Skip to main content

Imogene “Gene” Powers Johnson ’52, right, and Samuel C. Johnson ’50 at the October 1984 announcement of the couple's landmark $20 million gift to name the Samuel Curtis Johnson Graduate School of Management.

Cornell benefactor Imogene Powers Johnson dies at 87

Imogene “Gene” Powers Johnson ’52, a devoted alumna, benefactor and matriarch of a multigenerational philanthropic Cornellian family, died March 3 in Racine, Wisconsin. She was 87.

Johnson was a presidential councillor and a longtime member of the Lab of Ornithology Administrative Board.

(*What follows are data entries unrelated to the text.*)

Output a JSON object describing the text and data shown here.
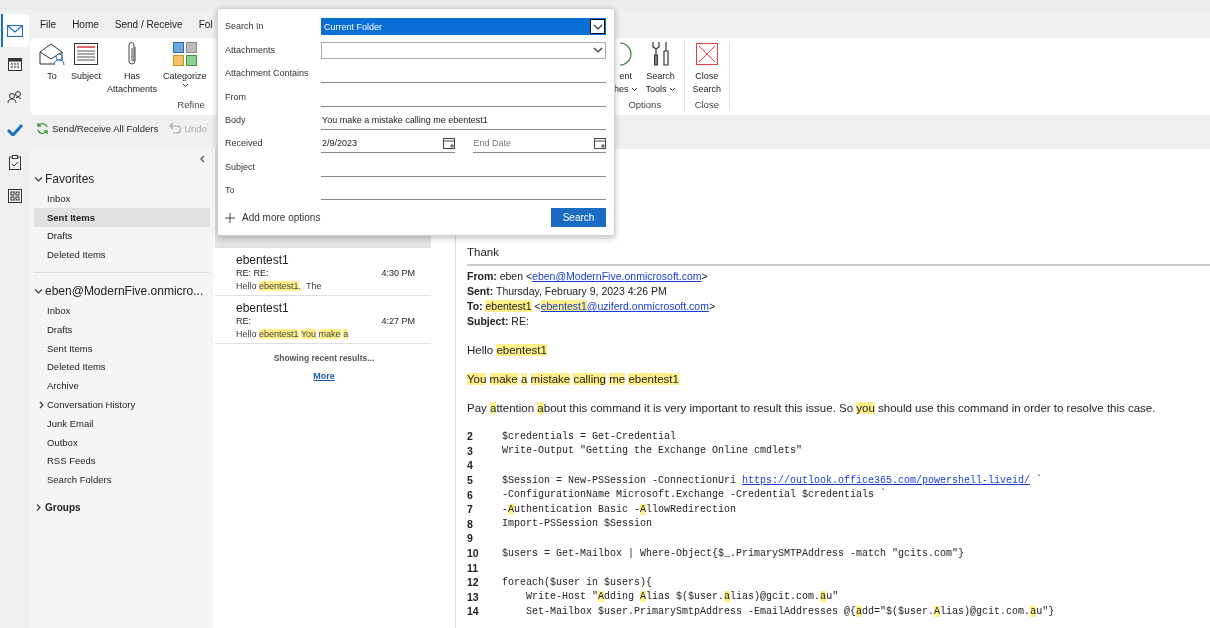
{
  "nav_rail": [
    {
      "kind": "mail",
      "selected": true
    },
    {
      "kind": "calendar",
      "selected": false
    },
    {
      "kind": "people",
      "selected": false
    },
    {
      "kind": "todo",
      "selected": false
    },
    {
      "kind": "tasks",
      "selected": false
    },
    {
      "kind": "apps",
      "selected": false
    }
  ],
  "menu_tabs": [
    "File",
    "Home",
    "Send / Receive",
    "Fol"
  ],
  "ribbon": {
    "groups": [
      {
        "label": "Refine",
        "buttons": [
          {
            "kind": "to",
            "lines": [
              "To"
            ],
            "caret": false
          },
          {
            "kind": "subject",
            "lines": [
              "Subject"
            ],
            "caret": false
          },
          {
            "kind": "attachments",
            "lines": [
              "Has",
              "Attachments"
            ],
            "caret": false
          },
          {
            "kind": "categorize",
            "lines": [
              "Categorize"
            ],
            "caret": true
          }
        ]
      },
      {
        "label": "Options",
        "buttons": [
          {
            "kind": "recent",
            "lines": [
              "ent",
              "hes"
            ],
            "caret": true
          },
          {
            "kind": "tools",
            "lines": [
              "Search",
              "Tools"
            ],
            "caret": true
          }
        ]
      },
      {
        "label": "Close",
        "buttons": [
          {
            "kind": "close",
            "lines": [
              "Close",
              "Search"
            ],
            "caret": false
          }
        ]
      }
    ]
  },
  "quick_access": [
    {
      "kind": "sync",
      "label": "Send/Receive All Folders",
      "disabled": false
    },
    {
      "kind": "undo",
      "label": "Undo",
      "disabled": true
    }
  ],
  "folders": [
    {
      "label": "Favorites",
      "expanded": true,
      "children": [
        {
          "label": "Inbox",
          "selected": false
        },
        {
          "label": "Sent Items",
          "selected": true
        },
        {
          "label": "Drafts",
          "selected": false
        },
        {
          "label": "Deleted Items",
          "selected": false
        }
      ]
    },
    {
      "label": "eben@ModernFive.onmicro...",
      "expanded": true,
      "children": [
        {
          "label": "Inbox",
          "selected": false
        },
        {
          "label": "Drafts",
          "selected": false
        },
        {
          "label": "Sent Items",
          "selected": false
        },
        {
          "label": "Deleted Items",
          "selected": false
        },
        {
          "label": "Archive",
          "selected": false
        },
        {
          "label": "Conversation History",
          "selected": false,
          "expanded": false
        },
        {
          "label": "Junk Email",
          "selected": false
        },
        {
          "label": "Outbox",
          "selected": false
        },
        {
          "label": "RSS Feeds",
          "selected": false
        },
        {
          "label": "Search Folders",
          "selected": false
        }
      ]
    },
    {
      "label": "Groups",
      "expanded": false
    }
  ],
  "messages": [
    {
      "sender": "ebentest1",
      "subject": "RE: RE:",
      "time": "4:30 PM",
      "preview": [
        {
          "text": "Hello ",
          "highlighted": false
        },
        {
          "text": "ebentest1",
          "highlighted": true
        },
        {
          "text": ",  The",
          "highlighted": false
        }
      ]
    },
    {
      "sender": "ebentest1",
      "subject": "RE:",
      "time": "4:27 PM",
      "preview": [
        {
          "text": "Hello ",
          "highlighted": false
        },
        {
          "text": "ebentest1",
          "highlighted": true
        },
        {
          "text": "You",
          "highlighted": true,
          "space_before": true
        },
        {
          "text": "make",
          "highlighted": true,
          "space_before": true
        },
        {
          "text": "a",
          "highlighted": true,
          "space_before": true
        }
      ]
    }
  ],
  "list_status": "Showing recent results...",
  "list_more": "More",
  "search_popup": {
    "fields": [
      {
        "kind": "dropdown",
        "label": "Search In",
        "value": "Current Folder",
        "focused": true
      },
      {
        "kind": "dropdown",
        "label": "Attachments",
        "focused": false
      },
      {
        "kind": "text",
        "label": "Attachment Contains"
      },
      {
        "kind": "text",
        "label": "From"
      },
      {
        "kind": "text",
        "label": "Body",
        "value": "You make a mistake calling me ebentest1"
      },
      {
        "kind": "dates",
        "label": "Received",
        "value": "2/9/2023",
        "placeholder": "End Date"
      },
      {
        "kind": "text",
        "label": "Subject"
      },
      {
        "kind": "text",
        "label": "To"
      }
    ],
    "add_more": "Add more options",
    "search_button": "Search"
  },
  "reading": {
    "title": "Thank",
    "header": [
      {
        "label": "From:",
        "segments": [
          {
            "text": " eben <",
            "highlighted": false,
            "link": false
          },
          {
            "text": "eben@ModernFive.onmicrosoft.com",
            "highlighted": false,
            "link": true
          },
          {
            "text": ">",
            "highlighted": false,
            "link": false
          }
        ]
      },
      {
        "label": "Sent:",
        "segments": [
          {
            "text": " Thursday, February 9, 2023 4:26 PM",
            "highlighted": false,
            "link": false
          }
        ]
      },
      {
        "label": "To:",
        "segments": [
          {
            "text": "ebentest1",
            "highlighted": true,
            "link": false,
            "space_before": true
          },
          {
            "text": " <",
            "highlighted": false,
            "link": false
          },
          {
            "text": "ebentest1",
            "highlighted": true,
            "link": true
          },
          {
            "text": "@uziferd.onmicrosoft.com",
            "highlighted": false,
            "link": true
          },
          {
            "text": ">",
            "highlighted": false,
            "link": false
          }
        ]
      },
      {
        "label": "Subject:",
        "segments": [
          {
            "text": " RE:",
            "highlighted": false,
            "link": false
          }
        ]
      }
    ],
    "paragraphs": [
      {
        "segments": [
          {
            "text": "Hello ",
            "highlighted": false
          },
          {
            "text": "ebentest1",
            "highlighted": true
          }
        ]
      },
      {
        "segments": [
          {
            "text": "You",
            "highlighted": true
          },
          {
            "text": "make",
            "highlighted": true,
            "space_before": true
          },
          {
            "text": "a",
            "highlighted": true,
            "space_before": true
          },
          {
            "text": "mistake",
            "highlighted": true,
            "space_before": true
          },
          {
            "text": "calling",
            "highlighted": true,
            "space_before": true
          },
          {
            "text": "me",
            "highlighted": true,
            "space_before": true
          },
          {
            "text": "ebentest1",
            "highlighted": true,
            "space_before": true
          }
        ]
      },
      {
        "segments": [
          {
            "text": "Pay ",
            "highlighted": false
          },
          {
            "text": "a",
            "highlighted": true
          },
          {
            "text": "ttention ",
            "highlighted": false
          },
          {
            "text": "a",
            "highlighted": true
          },
          {
            "text": "bout this command it is very important to result this issue. So ",
            "highlighted": false
          },
          {
            "text": "you",
            "highlighted": true
          },
          {
            "text": " should use this command in order to resolve this case.",
            "highlighted": false
          }
        ]
      }
    ],
    "code": [
      {
        "number": "2",
        "segments": [
          {
            "text": "$credentials = Get-Credential",
            "highlighted": false,
            "link": false
          }
        ]
      },
      {
        "number": "3",
        "segments": [
          {
            "text": "Write-Output \"Getting the Exchange Online cmdlets\"",
            "highlighted": false,
            "link": false
          }
        ]
      },
      {
        "number": "4"
      },
      {
        "number": "5",
        "segments": [
          {
            "text": "$Session = New-PSSession -ConnectionUri ",
            "highlighted": false,
            "link": false
          },
          {
            "text": "https://outlook.office365.com/powershell-liveid/",
            "highlighted": false,
            "link": true
          },
          {
            "text": " `",
            "highlighted": false,
            "link": false
          }
        ]
      },
      {
        "number": "6",
        "segments": [
          {
            "text": "-ConfigurationName Microsoft.Exchange -Credential $credentials `",
            "highlighted": false,
            "link": false
          }
        ]
      },
      {
        "number": "7",
        "segments": [
          {
            "text": "-",
            "highlighted": false,
            "link": false
          },
          {
            "text": "A",
            "highlighted": true,
            "link": false
          },
          {
            "text": "uthentication Basic -",
            "highlighted": false,
            "link": false
          },
          {
            "text": "A",
            "highlighted": true,
            "link": false
          },
          {
            "text": "llowRedirection",
            "highlighted": false,
            "link": false
          }
        ]
      },
      {
        "number": "8",
        "segments": [
          {
            "text": "Import-PSSession $Session",
            "highlighted": false,
            "link": false
          }
        ]
      },
      {
        "number": "9"
      },
      {
        "number": "10",
        "segments": [
          {
            "text": "$users = Get-Mailbox | Where-Object{$_.PrimarySMTPAddress -match \"gcits.com\"}",
            "highlighted": false,
            "link": false
          }
        ]
      },
      {
        "number": "11"
      },
      {
        "number": "12",
        "segments": [
          {
            "text": "foreach($user in $users){",
            "highlighted": false,
            "link": false
          }
        ]
      },
      {
        "number": "13",
        "segments": [
          {
            "text": "    Write-Host \"",
            "highlighted": false,
            "link": false
          },
          {
            "text": "A",
            "highlighted": true,
            "link": false
          },
          {
            "text": "dding ",
            "highlighted": false,
            "link": false
          },
          {
            "text": "A",
            "highlighted": true,
            "link": false
          },
          {
            "text": "lias $($user.",
            "highlighted": false,
            "link": false
          },
          {
            "text": "a",
            "highlighted": true,
            "link": false
          },
          {
            "text": "lias)@gcit.com.",
            "highlighted": false,
            "link": false
          },
          {
            "text": "a",
            "highlighted": true,
            "link": false
          },
          {
            "text": "u\"",
            "highlighted": false,
            "link": false
          }
        ]
      },
      {
        "number": "14",
        "segments": [
          {
            "text": "    Set-Mailbox $user.PrimarySmtpAddress -EmailAddresses @{",
            "highlighted": false,
            "link": false
          },
          {
            "text": "a",
            "highlighted": true,
            "link": false
          },
          {
            "text": "dd=\"$($user.",
            "highlighted": false,
            "link": false
          },
          {
            "text": "A",
            "highlighted": true,
            "link": false
          },
          {
            "text": "lias)@gcit.com.",
            "highlighted": false,
            "link": false
          },
          {
            "text": "a",
            "highlighted": true,
            "link": false
          },
          {
            "text": "u\"}",
            "highlighted": false,
            "link": false
          }
        ]
      }
    ]
  }
}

She was predeceased in 2004 by her husband, Samuel C. Johnson ’50, chairman emeritus of SC Johnson and a Cornell trustee emeritus and presidential councillor.

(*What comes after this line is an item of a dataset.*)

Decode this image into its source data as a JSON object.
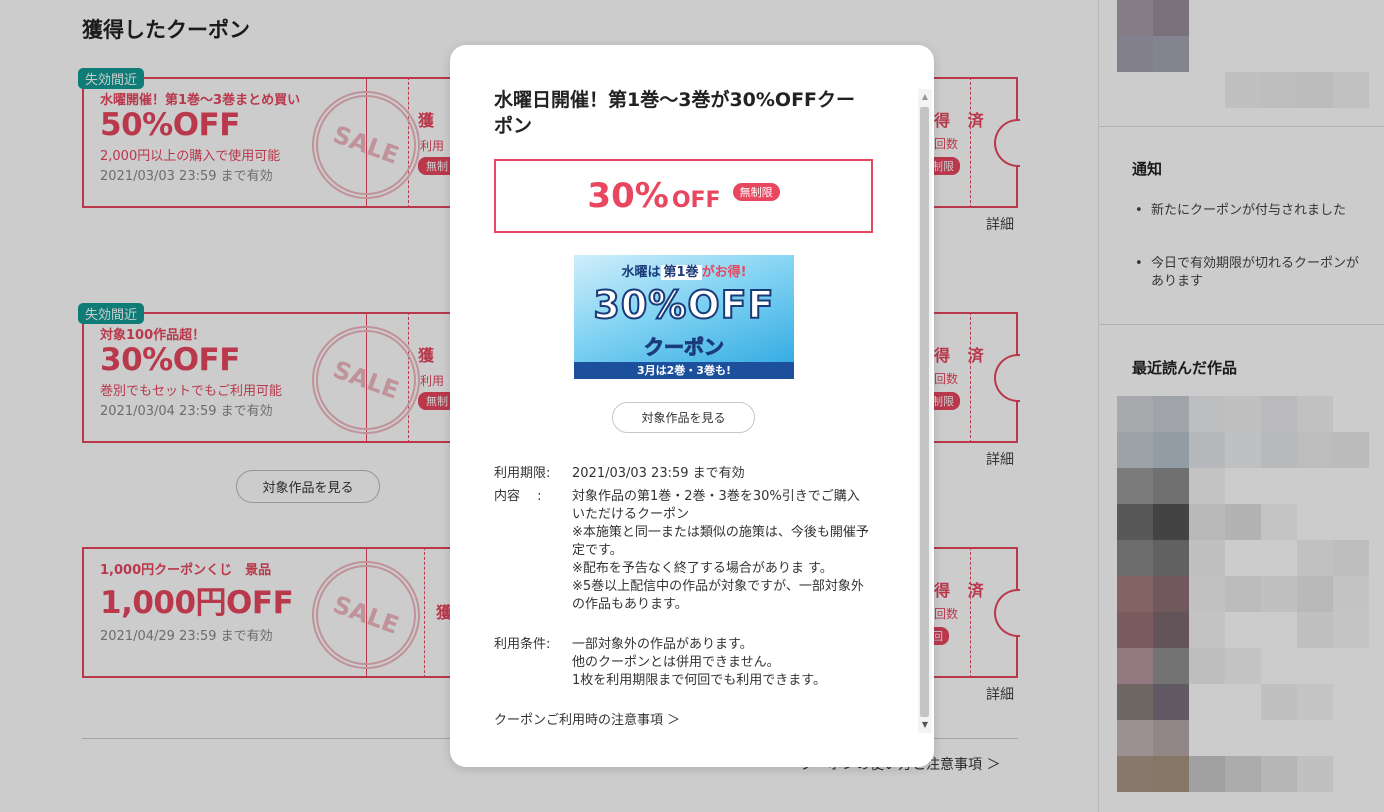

Sam and Gene Johnson were parents to four Cornellians: S. Curtis Johnson III ’77; Helen Johnson-Leipold ’78; H. Fisk Johnson ’79, M.Eng. ’80, M.S. ’82, MBA ’84, Ph.D. ’86; and Winifred Johnson Marquart ’81.

As leading benefactors, Sam and Gene and the Johnson family made numerous landmark gifts to the university, including the naming of the Samuel Curtis Johnson Graduate School of Management in honor of Sam’s grandfather in 1984; the Imogene Powers Johnson Senior Scientist chair at the Lab of Ornithology in 1998; and the Imogene Powers Johnson Center for Birds and Biodiversity at the Lab in 2000.

From left, Samuel C. Johnson, Rosa Rhodes, Gene Johnson and President Emeritus Frank H.T. Rhodes during Cornell’s Reunion Weekend in 2000.

“Gene and her late husband, Sam, inspired and supported transformational advances across Cornell over decades of involvement,” said Cornell President Emeritus Frank H.T. Rhodes. “Rosa and I are deeply grateful to have known both of them and called them our friends, and we greatly appreciate the ways that their children are now serving the university in their own right. Cornell has lost a truly devoted alumna and benefactor, who will be dearly missed.”

“Gene’s loss will be felt across Cornell, and by her loving family and many friends in Racine and around the world,” said Cornell President Emeritus Hunter R. Rawlings III. “Elizabeth and I had the great pleasure of getting to know Gene in many ways, including through our shared efforts in support of the Laboratory of Ornithology, where the impact of her leadership and philanthropy has been profound.”

The gift to create the Imogene Powers Johnson Center for Birds and Biodiversity, which opened in 2003 to house the Lab’s visitor center and its programs in citizen science, education, conservation and bioacoustics research, reflected Johnson’s love for the Cornell Lab of Ornithology.

“It is fitting indeed that the Lab’s beautiful building bears her name, for Gene has been closely involved with our organization for 40 years,” said John Fitzpatrick, the Louis Agassiz Fuertes Director of the Lab of Ornithology, in a message to his board members on Monday.

“She hosted several pivotal meetings … which through the years have helped define our mission, launch a building campaign, reorganize our structure and plan for our future. Always she was a gracious and upbeat person, devoted to science and conservation as well as birds. We will all miss Gene deeply. The Lab will long feel her absence.”

Johnson earned her undergraduate degree at Cornell in mathematics and worked as a computer programmer. She was a longtime advocate for science, technology, engineering and mathematics (STEM) education, and was a nature enthusiast, avid birder and advocate for environmental causes.

For decades, she was one of the major benefactors of the Racine community, home to SC Johnson’s family of companies. She was founding director and chairman of the board of The Prairie School, a private school just north of Racine, and served on the boards of The Johnson Foundation in Racine and Adler Planetarium in Chicago.

The Johnson family and Cornell University have a special relationship that dates back more than a century. Samuel Johnson’s father, Herbert F. Johnson Jr. ’22, served as a trustee and presidential councillor and committed the funds that allowed Cornell to build the art museum that bears his name.

Sam and Gene Johnson’s $20 million gift for the Johnson School was, at the time, the largest ever from individuals to a business school.

Fisk Johnson is SC Johnson’s chairman and CEO; in January 2017 he and SC Johnson committed $150 million to found the Cornell SC Johnson College of Business – the largest single gift ever made to Cornell’s Ithaca campus and the second largest to name a U.S. business school.

“From Cornell’s earliest days and spanning five generations, members of the Johnson family have been thoughtful advisers and generous philanthropists, helping the university to achieve its highest aspirations,” said Cornell President Martha E. Pollack. “We will greatly miss Gene Johnson and her inspiring love for Cornell.”

A public memorial service for Johnson will be held at 3 p.m. Sunday, March 11, in Racine. Expressions of sympathy can be addressed to the family at SC Johnson & Son Inc., 1525 Howe St., Racine, WI 53403.

Media Contact

John Carberry